Just days after the notoriously publicized Wynn Resorts said they may look to sell their newly-erected Encore Boston Harbor casino to MGM, on Tuesday evening both parties announced how any potential deals have now been called off.
MGM Resorts, who also operate the Springfield casino in Massachusetts, said in a statement “We have noted the anxiety raised by various stakeholders regarding a transaction and this troubles us at MGM. We only wish to have a positive impact on communities in which we operate. We think the best course of action is to discontinue discussions concerning this opportunity. We wish the company and the Everett community all the best and look forward to visiting their beautiful resort when it opens and welcoming the 5,600 employees to our industry.’’
The brand-new $2.6 billion casino was originally due to open on June 23, however, officials said that there may be a delay in opening by a couple of weeks. The establishment will be home to a 27-storey hotel with over 600 guest rooms, 15 restaurants and bars, craft beer garden, large convention area, as well as a large-scale gambling hall featuring more than 3,000 electronic gaming machines and several gaming tables.
Analysts forecasted that the casino can expect up to 8 million visits each year, and both state officials and representatives of Wynn Resorts have already implemented plans which would manage the traffic control in the area, on top of providing an exclusive shuttle service.
A Change of Heart
But on Friday last week, the arraigned Las Vegas-based operators said that they were in preliminary talks with MGM Resorts over their forces taking ownership of the casino instead. Due to the state only allowing 1 gaming license per operator, if such a sale did go through – MGM would have been forced to give up their Springfield facility; said to be performing incredibly well since it first opened in August last year.
The Mayor of Springfield, Domenic J. Sarno said how he thought the discussions between Wynn and MGM were unlikely to result in a sale, and is glad that MGM have decided to stay put in the city. “We have a good relationship with MGM, they are a good corporate citizen and they are the cream of the crop,” he cited. “I’m happy. We work well together.”
When residents of Springfield voted for MGM as the city’s casino operator last year, the agreement outlined that they are to hand over $25 million per annum in property tax payments, along with payments for Riverfront Park improvements and surrounding communities, community impact payments, as well as several over outgoings.
The Springfield casino set the company back by $960 million when it was first developed; only a month after it first opened, they had already reached their highest one-month take at $26.9 million.
Even though owning a casino in Boston could pose some very lucrative benefits for the MGM chain – surrendering a license for an already highly successful casino, as well as breaking their commitment to their hosting communities, have made them think twice about closing a deal with Wynn Resorts.
Some Are Pleased With the Outcome

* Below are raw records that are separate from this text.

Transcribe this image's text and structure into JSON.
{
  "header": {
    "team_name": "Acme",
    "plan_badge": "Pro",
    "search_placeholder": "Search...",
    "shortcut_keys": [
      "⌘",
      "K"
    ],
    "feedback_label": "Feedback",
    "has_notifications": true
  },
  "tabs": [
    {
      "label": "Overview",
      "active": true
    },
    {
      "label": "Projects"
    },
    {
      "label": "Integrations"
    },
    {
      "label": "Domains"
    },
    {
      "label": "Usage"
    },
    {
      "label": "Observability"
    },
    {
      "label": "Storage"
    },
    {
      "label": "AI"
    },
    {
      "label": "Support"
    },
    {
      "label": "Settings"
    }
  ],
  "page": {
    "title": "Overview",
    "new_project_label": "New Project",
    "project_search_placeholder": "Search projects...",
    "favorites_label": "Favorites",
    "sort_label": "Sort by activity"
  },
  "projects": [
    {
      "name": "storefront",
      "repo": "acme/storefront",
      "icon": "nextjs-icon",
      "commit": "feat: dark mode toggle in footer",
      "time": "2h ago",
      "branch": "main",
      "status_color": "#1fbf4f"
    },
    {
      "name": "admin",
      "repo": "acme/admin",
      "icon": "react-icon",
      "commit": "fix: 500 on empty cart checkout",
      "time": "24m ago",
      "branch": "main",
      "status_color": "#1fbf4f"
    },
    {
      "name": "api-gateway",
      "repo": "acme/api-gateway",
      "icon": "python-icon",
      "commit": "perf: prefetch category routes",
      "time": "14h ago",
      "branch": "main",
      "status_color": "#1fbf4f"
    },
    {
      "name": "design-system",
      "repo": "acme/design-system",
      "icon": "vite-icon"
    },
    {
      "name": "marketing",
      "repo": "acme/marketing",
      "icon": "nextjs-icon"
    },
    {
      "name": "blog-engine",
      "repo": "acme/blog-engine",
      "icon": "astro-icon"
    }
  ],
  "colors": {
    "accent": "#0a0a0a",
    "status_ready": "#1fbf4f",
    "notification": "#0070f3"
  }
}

The Mayor of Everett, Carlo DeMaria expressed his views on the recent turn of events after both companies released their statement on Tuesday. He cited how he has been against the sale of the casino since it was first proposed last week, and how the original agreement with Wynn Resorts would invalidate the transfer of ownership anyway.
“We’re not going to budge, we’re not going to allow another resort to buy this facility,” he pledged during talks with Radio Boston on Tuesday.
“Especially if they’re not a five-star resort like Wynn is, a company that can really draw an international clientele, really create the destination resort feel.”
“That’s what was portrayed to us by the CEO and founder [Steve Wynn] himself,” he added.
Wynn Resorts was fined $35 million from the Massachusetts Gaming Commission at the start of May. The massive penalty was served as a punishment for the company’s negligence in disclosing sexual misconduct claims towards Steve Wynn.
With the 31st May deadline looming over the company’s heads, Wynn Resorts now have limited time to make a decision as to whether they pay the fine, or abandon their operations in Massachusetts altogether.